The fall into sin gives us a basis for understanding how and why humans do negatively impact the world and fracture the created relationships. But the history of redemption gives us hope for a consummated new heaven and new earth…a hope that cannot be approached from a merely naturalistic worldview. It also gives us a reason to be concerned about stewardship of the world (rightly construed).
In case you haven’t noticed, the price of gasoline has been going up lately. And, with all the predictability of the swallows returning to Capistrano, the cry has gone up from certain quarters of society for the government to do something about the situation. Unfortunately for consumers in paradise, the State of Hawaii has decided to respond to that demand by instituting price caps on gasoline.
The price caps, which will be instituted on September 1, are the result of a process that began with the passage of Act 77, which was enacted in June of 2002. Implementation of the act was delayed, however, in order for enough time to pass for a more comprehensive study of Hawaii’s gasoline market to be undertaken. One might ask whether it might have been better to do that before passing price control legislation, but I suppose we should be thankful that the legislature required this inquiry at all.
My sense is that the balance between political activism and personal evangelism among American evangelical leaders is often out-of-whack. A perfect example is the fight over FCC regulation of decency in the media.
A huge cadre of evangelical leaders seem to rely primarily on political intervention and lobbying to fight indecency. This puts the cart before the horse.
“Indecency” nearly always means some perceived illicit sexual content, so let’s look at how evangelical Christians are fighting pornography as a prime example. There’s been a lot of hubbub over proposed “.xxx” domain registration for adult Internet sites (here’s a good critical review from CEI).

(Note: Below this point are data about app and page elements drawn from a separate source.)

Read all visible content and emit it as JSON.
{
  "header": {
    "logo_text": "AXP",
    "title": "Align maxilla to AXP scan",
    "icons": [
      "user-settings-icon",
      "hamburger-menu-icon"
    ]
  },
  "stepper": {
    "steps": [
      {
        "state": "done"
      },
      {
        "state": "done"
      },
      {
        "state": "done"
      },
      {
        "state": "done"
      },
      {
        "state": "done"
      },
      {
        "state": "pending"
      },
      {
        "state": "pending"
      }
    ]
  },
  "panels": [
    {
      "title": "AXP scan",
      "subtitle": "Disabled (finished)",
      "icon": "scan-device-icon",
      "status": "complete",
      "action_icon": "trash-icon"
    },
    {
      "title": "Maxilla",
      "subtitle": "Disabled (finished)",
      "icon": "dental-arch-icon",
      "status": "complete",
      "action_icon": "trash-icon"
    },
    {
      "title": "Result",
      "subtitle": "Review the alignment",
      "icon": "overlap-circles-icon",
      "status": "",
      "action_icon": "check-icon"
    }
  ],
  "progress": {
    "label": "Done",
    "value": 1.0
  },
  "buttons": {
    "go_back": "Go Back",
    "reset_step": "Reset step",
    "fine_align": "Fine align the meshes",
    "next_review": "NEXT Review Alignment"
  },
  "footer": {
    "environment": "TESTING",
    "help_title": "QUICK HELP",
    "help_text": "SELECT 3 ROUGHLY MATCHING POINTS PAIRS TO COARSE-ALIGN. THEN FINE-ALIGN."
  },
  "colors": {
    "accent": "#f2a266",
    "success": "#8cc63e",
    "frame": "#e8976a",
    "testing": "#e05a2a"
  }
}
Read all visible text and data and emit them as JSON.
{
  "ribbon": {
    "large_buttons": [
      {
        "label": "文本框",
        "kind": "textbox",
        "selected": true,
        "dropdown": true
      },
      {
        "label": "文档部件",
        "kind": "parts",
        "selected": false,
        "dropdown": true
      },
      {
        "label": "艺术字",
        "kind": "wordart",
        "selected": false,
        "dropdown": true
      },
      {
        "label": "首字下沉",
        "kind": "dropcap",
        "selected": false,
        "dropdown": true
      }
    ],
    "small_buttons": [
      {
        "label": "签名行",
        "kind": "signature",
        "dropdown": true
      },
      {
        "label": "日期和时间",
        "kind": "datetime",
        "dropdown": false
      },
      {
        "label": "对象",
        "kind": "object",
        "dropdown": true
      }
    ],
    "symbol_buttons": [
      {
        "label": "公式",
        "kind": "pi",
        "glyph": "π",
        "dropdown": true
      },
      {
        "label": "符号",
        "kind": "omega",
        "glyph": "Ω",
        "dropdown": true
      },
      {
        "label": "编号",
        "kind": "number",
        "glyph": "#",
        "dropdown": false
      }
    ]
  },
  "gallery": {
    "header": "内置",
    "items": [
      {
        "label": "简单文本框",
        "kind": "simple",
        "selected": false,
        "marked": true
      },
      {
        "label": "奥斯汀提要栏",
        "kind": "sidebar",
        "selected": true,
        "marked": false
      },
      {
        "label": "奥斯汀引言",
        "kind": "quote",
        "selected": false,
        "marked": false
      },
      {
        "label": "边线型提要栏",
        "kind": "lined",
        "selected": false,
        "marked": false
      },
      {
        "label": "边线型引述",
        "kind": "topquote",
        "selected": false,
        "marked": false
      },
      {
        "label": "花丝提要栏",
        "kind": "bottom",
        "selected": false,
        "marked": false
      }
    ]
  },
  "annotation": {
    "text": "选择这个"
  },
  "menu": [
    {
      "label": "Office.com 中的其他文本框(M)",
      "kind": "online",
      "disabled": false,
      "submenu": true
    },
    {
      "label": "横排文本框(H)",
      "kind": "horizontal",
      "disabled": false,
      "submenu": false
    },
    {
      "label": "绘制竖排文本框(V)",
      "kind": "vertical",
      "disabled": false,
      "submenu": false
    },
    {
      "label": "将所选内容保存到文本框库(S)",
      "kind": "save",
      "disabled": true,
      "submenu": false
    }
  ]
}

The politically activist evangelical model views government coercive force as the primary means of achieving the desired end, in this case media decency. In extreme cases, what might otherwise be viewed as a secondary means, such as personal evangelism and conversion, can be completely overshadowed and even explicitly denounced.
So in the case of X3Church, a Christian pornography ministry aimed at consumers and producers of pornography, evangelical leaders criticize or distance themselves from the effort. At the same time Pat Robertson is busy pontificating on US foreign policy, he is rebuking X3Church. According to Robertson, while Jesus would not go to a porn convention, he might be in favor of assassination of a foreign political leader.
A scheduled appearance by X3Church leaders at Jerry Falwell’s Liberty University has apparently been cancelled because of concern about the propriety of the ministry (as reported in the X3Church newsletter. The relevant blog post at the x3blog has been removed).
Christians should not refrain from making their moral judgments heard in public debates about policy issues. But political means should be viewed as secondary means to achieving desired ends and they should certainly never displace evangelism as the primary means of the inbreaking of God’s kingdom (see the Great Commission).
As I’ve said before, a far better way than coercing others to adhere to objective standards of morality is to convert them to those standards. It is ultimately only through proclamation of the Gospel that the culture and the nation will be redeemed. For the church is to engage the world not with the sword of the government, but with “sword of the Spirit, which is the word of God” (Ephesians 6:17 NIV).
For a rather different view on this, especially with respect to the FCC, and more relevant reading, see yesterday’s BreakPoint commentary from Charles Colson, “Shaking in their Boots.”